“To advocate for social change, we definitely must draw energy from some source within ourselves that’s really a mix of anger, passion or agitation to drive us on,” said Daryl who admits to faltering in managing his anger but finds comfort in channeling that towards constructive activism.
He has seen that anger play out in identity politics, where members from both parties call each other names. To this, Daryl believes that sometimes, the sexist, homophobe and racist may not even realise they are so.
“I don’t think the solution isn’t in dehumanising them as the new ‘conservative, bigoted’ Other and to silence them for claiming those views. Rather, I think sustainable and authentic change must and can come only through conversations, through connections,” he said.
Daryl recounts The G Spot organising a dialogue with Singapore ambassador Chan Heng Chee after being upset with her statement surrounding Singapore’s human rights record – that it did not push forth LGBT equality and protections.
“We could better understand the nuances and complexities from her perspectives and I personally found it very enriching that we could sit down to have a conversation to understand each other,” he said.
However, he has faced silence from opposing sides after an invitation to dialogue for the administrators of Facebook page Singaporeans Defending Marriage and Family was rejected – and The G Spot’s Facebook comment was deleted by the admins.
While Daryl believes nothing can be done about those who refuse engagement, he believes the LGBTQ community shouldn’t be so quick to throw stones and instead be more aware about why others say the things they say.
“Not everyone who uses the word ‘faggot’ or who thinks that being transgender is ‘abnormal’ is immediately homophobic or transphobic,” he said.

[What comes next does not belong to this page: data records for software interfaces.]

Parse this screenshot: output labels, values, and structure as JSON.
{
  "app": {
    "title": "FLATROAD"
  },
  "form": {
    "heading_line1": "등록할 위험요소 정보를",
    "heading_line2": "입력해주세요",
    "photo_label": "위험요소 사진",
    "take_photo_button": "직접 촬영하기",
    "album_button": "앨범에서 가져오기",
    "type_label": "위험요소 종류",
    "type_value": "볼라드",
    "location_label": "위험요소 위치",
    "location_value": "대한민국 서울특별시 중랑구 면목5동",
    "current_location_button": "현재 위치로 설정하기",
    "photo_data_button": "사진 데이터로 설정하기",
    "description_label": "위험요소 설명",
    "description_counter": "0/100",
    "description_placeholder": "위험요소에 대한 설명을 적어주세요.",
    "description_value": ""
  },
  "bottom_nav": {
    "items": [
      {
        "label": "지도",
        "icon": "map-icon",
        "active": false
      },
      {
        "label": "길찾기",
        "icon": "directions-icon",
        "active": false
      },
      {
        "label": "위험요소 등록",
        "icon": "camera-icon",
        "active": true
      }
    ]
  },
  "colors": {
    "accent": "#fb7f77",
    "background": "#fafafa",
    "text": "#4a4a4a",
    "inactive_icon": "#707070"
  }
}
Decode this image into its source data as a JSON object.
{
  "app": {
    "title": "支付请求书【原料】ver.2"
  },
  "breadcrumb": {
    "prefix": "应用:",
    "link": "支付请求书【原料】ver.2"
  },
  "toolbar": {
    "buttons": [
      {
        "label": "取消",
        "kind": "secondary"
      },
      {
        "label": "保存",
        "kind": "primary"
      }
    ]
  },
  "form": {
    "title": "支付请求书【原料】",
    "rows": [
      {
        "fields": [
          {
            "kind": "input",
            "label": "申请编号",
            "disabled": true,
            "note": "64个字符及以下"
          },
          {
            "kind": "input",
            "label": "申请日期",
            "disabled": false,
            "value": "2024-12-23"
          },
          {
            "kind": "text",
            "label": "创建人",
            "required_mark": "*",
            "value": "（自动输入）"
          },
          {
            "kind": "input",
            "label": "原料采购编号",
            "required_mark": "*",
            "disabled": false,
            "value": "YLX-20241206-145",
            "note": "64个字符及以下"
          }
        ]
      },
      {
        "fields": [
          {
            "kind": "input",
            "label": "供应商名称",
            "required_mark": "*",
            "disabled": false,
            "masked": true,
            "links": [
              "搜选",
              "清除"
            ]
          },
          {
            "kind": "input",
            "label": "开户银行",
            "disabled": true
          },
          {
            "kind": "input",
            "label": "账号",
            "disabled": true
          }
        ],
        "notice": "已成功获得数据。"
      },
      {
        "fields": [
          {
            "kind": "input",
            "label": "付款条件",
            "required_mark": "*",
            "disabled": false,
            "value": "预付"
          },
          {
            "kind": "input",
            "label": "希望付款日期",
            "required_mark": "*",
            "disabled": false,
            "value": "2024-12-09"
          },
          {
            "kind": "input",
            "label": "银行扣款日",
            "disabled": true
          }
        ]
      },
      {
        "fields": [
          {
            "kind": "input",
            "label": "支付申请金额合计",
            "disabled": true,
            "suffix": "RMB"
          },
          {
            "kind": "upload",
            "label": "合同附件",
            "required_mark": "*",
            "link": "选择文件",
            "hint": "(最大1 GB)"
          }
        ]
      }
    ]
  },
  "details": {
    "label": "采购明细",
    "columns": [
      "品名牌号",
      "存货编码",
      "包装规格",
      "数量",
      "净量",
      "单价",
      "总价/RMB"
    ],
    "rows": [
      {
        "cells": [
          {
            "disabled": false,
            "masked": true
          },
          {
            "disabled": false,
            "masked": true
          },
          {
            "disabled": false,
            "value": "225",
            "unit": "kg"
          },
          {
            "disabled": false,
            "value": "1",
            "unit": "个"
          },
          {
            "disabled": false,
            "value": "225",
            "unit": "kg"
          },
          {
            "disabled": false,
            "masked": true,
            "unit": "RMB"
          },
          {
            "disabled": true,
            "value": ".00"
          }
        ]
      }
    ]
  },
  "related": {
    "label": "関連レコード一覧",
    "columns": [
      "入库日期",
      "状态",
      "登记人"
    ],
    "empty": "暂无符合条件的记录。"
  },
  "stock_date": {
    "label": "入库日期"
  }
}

“We can choose to see the goodness in others first (even though I know it is often very hard to do that), because if we don’t even give them a chance to learn and change, then are we really advocating for change or simply venting our own anger and frustration?”
Politics won’t change much in Singapore LGBT progress
Singapore was recently in the news over LGBT progress, when the country voted against a United Nations bill for safeguards against LGBT discrimination although a minister pointed to the youth as a more open populace on the matter.
To this, Daryl believes that there is a misconception that political and law movements will make LGBT progress better.
The truth is vastly different: after marriage equality was passed, violence against LGBTs increased in France and anti-gay groups in the US now target transgender bathroom laws and workplace discrimination rights.
“The truth, as we have seen around the globe, is that it won’t… legal change does not mean social change will happen immediately; it just makes it slightly easier,” said Daryl.
In Singapore, he believes community initiatives such as HIV/AIDS awareness with gayhealth.sg and organisations to help different groups in the LGBTQ population such as The T Project and Jejaka are a step in the right direction.
But he advocates more to come forward.
“Change will come, but it will come slowly, one person at a time. It is up to each of us, not the ‘activists’ or Pink Dot or the government to create a safer and more open society for us,” said Daryl.
“The first thing we must have is hope. That is, I think, what activists mainly do – to give hope, to believe, to be hopelessly idealistic that one day, things will change. The rest of the work is up to everyone of us to do with that hope of a better age.”
Photos by Daryl Yang